Joyce Carol Oates once called Goyen “the most mysterious of writers . . . a spiritual presence in a national literature largely deprived of the spiritual.” These days he’s not much read, but he remains a kind of saintly acrobat, daring those who come upon him not to imitate his style but to walk the high wire, fall down, go back up, and walk it again.

I did discover an unexpected trace of William Goyen in Trinity. On my second day there, I spent some time talking with a man named Dan Barnes, who is the vice president of the Trinity Historical Society. He’d never read any of Goyen’s work—“My brother’s probably the only one in the family smart enough to read it,” he said of The House of Breath. He knew of the book, though, and he’d even wondered whether a certain property belonging to his family “was the original house of breath.” (A professor he’d talked to had disputed that theory.) I mentioned my search for the bygone trestle bridge, and he told me a story.

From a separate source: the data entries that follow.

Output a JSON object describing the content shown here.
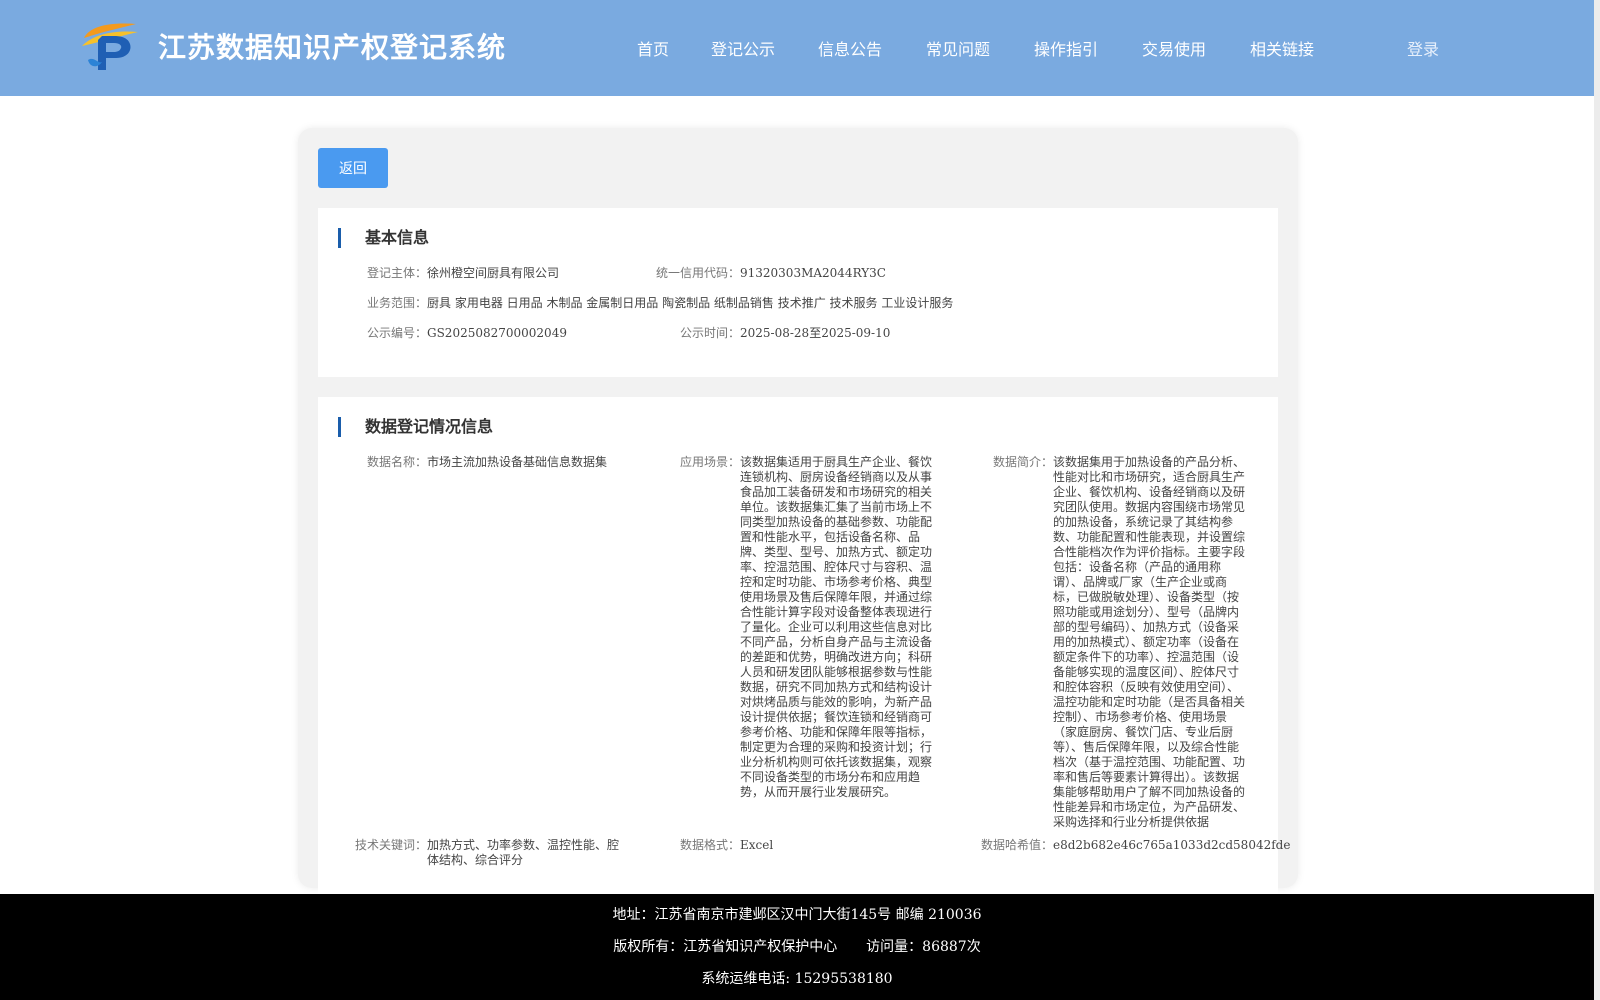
{
  "header": {
    "site_title": "江苏数据知识产权登记系统",
    "nav": [
      "首页",
      "登记公示",
      "信息公告",
      "常见问题",
      "操作指引",
      "交易使用",
      "相关链接"
    ],
    "login": "登录",
    "logo_letter": "P"
  },
  "back_button": "返回",
  "basic_info": {
    "title": "基本信息",
    "fields": [
      {
        "label": "登记主体：",
        "value": "徐州橙空间厨具有限公司"
      },
      {
        "label": "统一信用代码：",
        "value": "91320303MA2044RY3C"
      },
      {
        "label": "业务范围：",
        "value": "厨具 家用电器 日用品 木制品 金属制日用品 陶瓷制品 纸制品销售 技术推广 技术服务 工业设计服务"
      },
      {
        "label": "公示编号：",
        "value": "GS2025082700002049"
      },
      {
        "label": "公示时间：",
        "value": "2025-08-28至2025-09-10"
      }
    ]
  },
  "data_info": {
    "title": "数据登记情况信息",
    "fields": [
      {
        "label": "数据名称：",
        "value": "市场主流加热设备基础信息数据集"
      },
      {
        "label": "应用场景：",
        "value": "该数据集适用于厨具生产企业、餐饮连锁机构、厨房设备经销商以及从事食品加工装备研发和市场研究的相关单位。该数据集汇集了当前市场上不同类型加热设备的基础参数、功能配置和性能水平，包括设备名称、品牌、类型、型号、加热方式、额定功率、控温范围、腔体尺寸与容积、温控和定时功能、市场参考价格、典型使用场景及售后保障年限，并通过综合性能计算字段对设备整体表现进行了量化。企业可以利用这些信息对比不同产品，分析自身产品与主流设备的差距和优势，明确改进方向；科研人员和研发团队能够根据参数与性能数据，研究不同加热方式和结构设计对烘烤品质与能效的影响，为新产品设计提供依据；餐饮连锁和经销商可参考价格、功能和保障年限等指标，制定更为合理的采购和投资计划；行业分析机构则可依托该数据集，观察不同设备类型的市场分布和应用趋势，从而开展行业发展研究。"
      },
      {
        "label": "数据简介：",
        "value": "该数据集用于加热设备的产品分析、性能对比和市场研究，适合厨具生产企业、餐饮机构、设备经销商以及研究团队使用。数据内容围绕市场常见的加热设备，系统记录了其结构参数、功能配置和性能表现，并设置综合性能档次作为评价指标。主要字段包括：设备名称（产品的通用称谓）、品牌或厂家（生产企业或商标，已做脱敏处理）、设备类型（按照功能或用途划分）、型号（品牌内部的型号编码）、加热方式（设备采用的加热模式）、额定功率（设备在额定条件下的功率）、控温范围（设备能够实现的温度区间）、腔体尺寸和腔体容积（反映有效使用空间）、温控功能和定时功能（是否具备相关控制）、市场参考价格、使用场景（家庭厨房、餐饮门店、专业后厨等）、售后保障年限，以及综合性能档次（基于温控范围、功能配置、功率和售后等要素计算得出）。该数据集能够帮助用户了解不同加热设备的性能差异和市场定位，为产品研发、采购选择和行业分析提供依据"
      },
      {
        "label": "技术关键词：",
        "value": "加热方式、功率参数、温控性能、腔体结构、综合评分"
      },
      {
        "label": "数据格式：",
        "value": "Excel"
      },
      {
        "label": "数据哈希值：",
        "value": "e8d2b682e46c765a1033d2cd58042fde"
      }
    ]
  },
  "footer": {
    "address": "地址：江苏省南京市建邺区汉中门大街145号 邮编 210036",
    "copyright": "版权所有：江苏省知识产权保护中心",
    "visits": "访问量：86887次",
    "phone": "系统运维电话: 15295538180"
  },
  "colors": {
    "header_bg": "#7aaae0",
    "button_bg": "#4a9af0",
    "section_bar": "#1a5dab",
    "footer_bg": "#000000"
  }
}
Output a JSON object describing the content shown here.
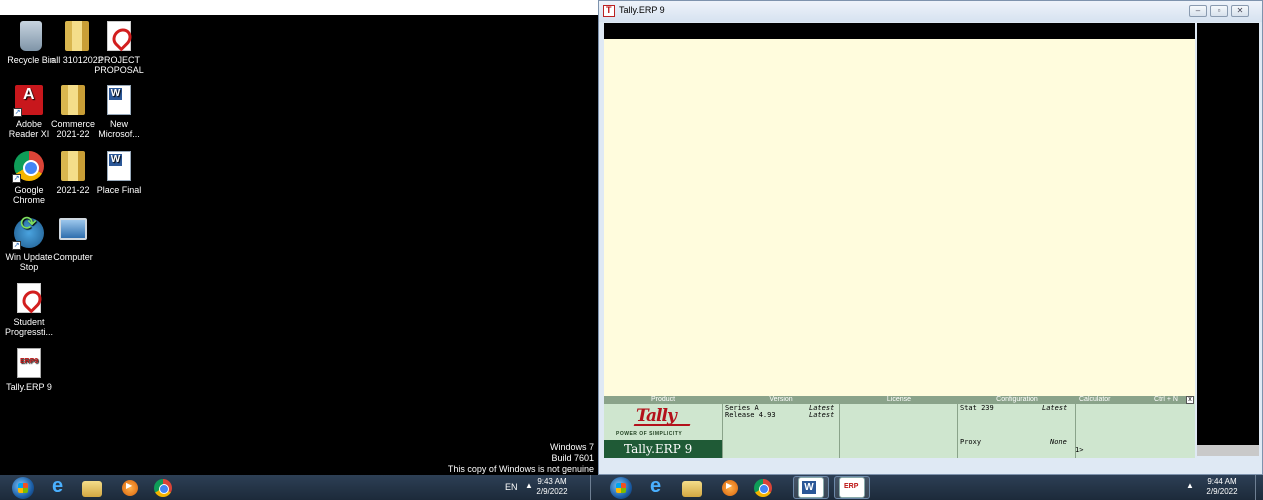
{
  "left_desktop": {
    "icons": [
      {
        "label": "Recycle Bin",
        "icon": "recycle-bin-icon"
      },
      {
        "label": "all 31012022",
        "icon": "folder-icon"
      },
      {
        "label": "PROJECT PROPOSAL",
        "icon": "pdf-file-icon"
      },
      {
        "label": "Adobe Reader XI",
        "icon": "adobe-reader-icon"
      },
      {
        "label": "Commerce 2021-22",
        "icon": "folder-icon"
      },
      {
        "label": "New Microsof...",
        "icon": "word-document-icon"
      },
      {
        "label": "Google Chrome",
        "icon": "chrome-icon"
      },
      {
        "label": "2021-22",
        "icon": "folder-icon"
      },
      {
        "label": "Place Final",
        "icon": "word-document-icon"
      },
      {
        "label": "Win Update Stop",
        "icon": "windows-update-icon"
      },
      {
        "label": "Computer",
        "icon": "computer-icon"
      },
      {
        "label": "Student Progressti...",
        "icon": "pdf-file-icon"
      },
      {
        "label": "Tally.ERP 9",
        "icon": "tally-erp-icon"
      }
    ],
    "watermark": {
      "line1": "Windows 7",
      "line2": "Build 7601",
      "line3": "This copy of Windows is not genuine"
    },
    "taskbar": {
      "lang": "EN",
      "tray_arrow": "▲",
      "time": "9:43 AM",
      "date": "2/9/2022"
    }
  },
  "tally_window": {
    "title": "Tally.ERP 9",
    "minimize": "–",
    "restore": "▫",
    "close": "✕",
    "info_panel": {
      "headers": {
        "product": "Product",
        "version": "Version",
        "license": "License",
        "configuration": "Configuration",
        "calculator": "Calculator",
        "shortcut": "Ctrl + N"
      },
      "logo_text": "Tally",
      "tagline": "POWER OF SIMPLICITY",
      "product_name": "Tally.ERP 9",
      "version": {
        "series": "Series A",
        "series_status": "Latest",
        "release": "Release 4.93",
        "release_status": "Latest"
      },
      "configuration": {
        "stat": "Stat  239",
        "stat_status": "Latest",
        "proxy": "Proxy",
        "proxy_status": "None"
      },
      "calculator_prompt": "1>",
      "close_x": "x"
    }
  },
  "right_taskbar": {
    "time": "9:44 AM",
    "date": "2/9/2022",
    "tray_arrow": "▲"
  },
  "colors": {
    "desktop_bg": "#000000",
    "tally_cream": "#fffcdd",
    "tally_green_panel": "#cfe6cf",
    "tally_dark_green": "#1f5a36",
    "tally_red": "#b3111b",
    "taskbar": "#1c2a3a"
  }
}
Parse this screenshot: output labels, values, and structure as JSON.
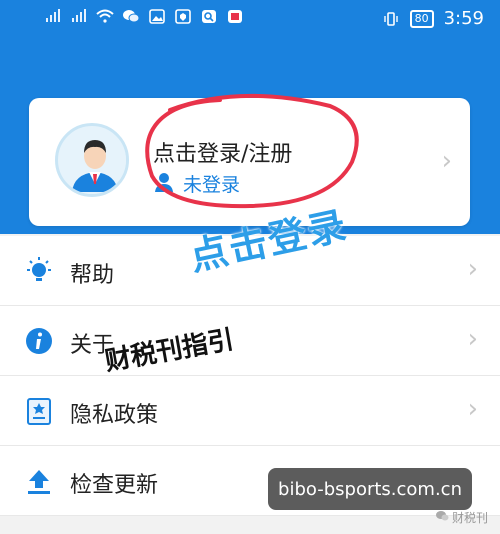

His father had been a doctor, Barnes said, and as a young man, working in Houston, had become enamored of a woman whose appendix he’d removed. They started to date, and eventually he drove her to Riverside to meet the family. “It must’ve been quite a ride. It would’ve been half dirt roads,” Barnes said. “She comes over this clay cliff and yells out, ‘Stop the car!’” The woman, who would become Barnes’s mother, had seen the trestle bridge spanning the Trinity River and balked. “She said, ‘I’m not going across that.’” Not in a car, at least. “So she walked into Trinity.”

Needless to say, I was surprised to hear this from a man unfamiliar with Goyen’s writing. Could Barnes’s mother have read Goyen, or heard the story some other way, and remembered it as her own experience? Could Goyen have appropriated another family’s story as his own? Had every woman in and around Trinity County been terrified of that bridge and determined to creep over it on foot?

Why do certain stories stay with us? For all sorts of reasons—because they’re attached to places or families, because they speak to character or tell of something unusual or haunting or wonderful—but in the endurance of some stories there’s also something inexplicable. Here’s this tale from almost a century ago, of a young woman in a car who demands to be let out so that she can walk herself across an unsteady bridge. Why it resonates, I don’t fully know. What are these stories we tell and how do they make us the people we are? These questions, which burn underneath so much of Goyen’s work, can’t ever be answered directly. The only way of answering is to keep telling.